(Items from an interface collection)

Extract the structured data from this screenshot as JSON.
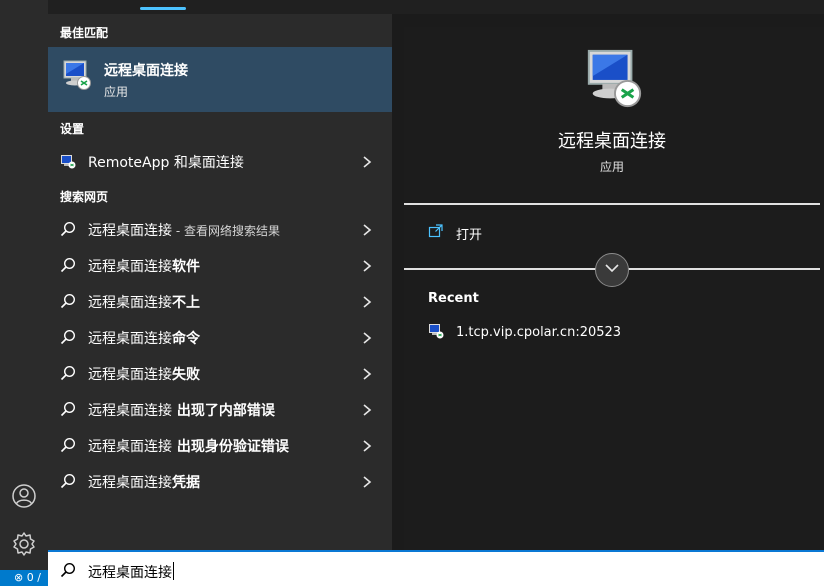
{
  "status": {
    "text": "⊗ 0 /"
  },
  "best_match": {
    "header": "最佳匹配",
    "title": "远程桌面连接",
    "subtitle": "应用",
    "icon": "remote-desktop-icon"
  },
  "settings": {
    "header": "设置",
    "items": [
      {
        "label": "RemoteApp 和桌面连接",
        "icon": "remoteapp-icon"
      }
    ]
  },
  "web": {
    "header": "搜索网页",
    "first": {
      "prefix": "远程桌面连接",
      "suffix": " - 查看网络搜索结果"
    },
    "items": [
      {
        "prefix": "远程桌面连接",
        "bold": "软件"
      },
      {
        "prefix": "远程桌面连接",
        "bold": "不上"
      },
      {
        "prefix": "远程桌面连接",
        "bold": "命令"
      },
      {
        "prefix": "远程桌面连接",
        "bold": "失败"
      },
      {
        "prefix": "远程桌面连接",
        "bold": " 出现了内部错误"
      },
      {
        "prefix": "远程桌面连接",
        "bold": " 出现身份验证错误"
      },
      {
        "prefix": "远程桌面连接",
        "bold": "凭据"
      }
    ]
  },
  "detail": {
    "app_name": "远程桌面连接",
    "app_type": "应用",
    "open_label": "打开",
    "recent_header": "Recent",
    "recent": [
      {
        "label": "1.tcp.vip.cpolar.cn:20523"
      }
    ]
  },
  "search": {
    "value": "远程桌面连接"
  },
  "colors": {
    "accent": "#0a78d4",
    "selection": "#2f4b63",
    "pill": "#4cc2ff"
  }
}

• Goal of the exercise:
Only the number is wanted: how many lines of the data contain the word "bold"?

• Written answer:
7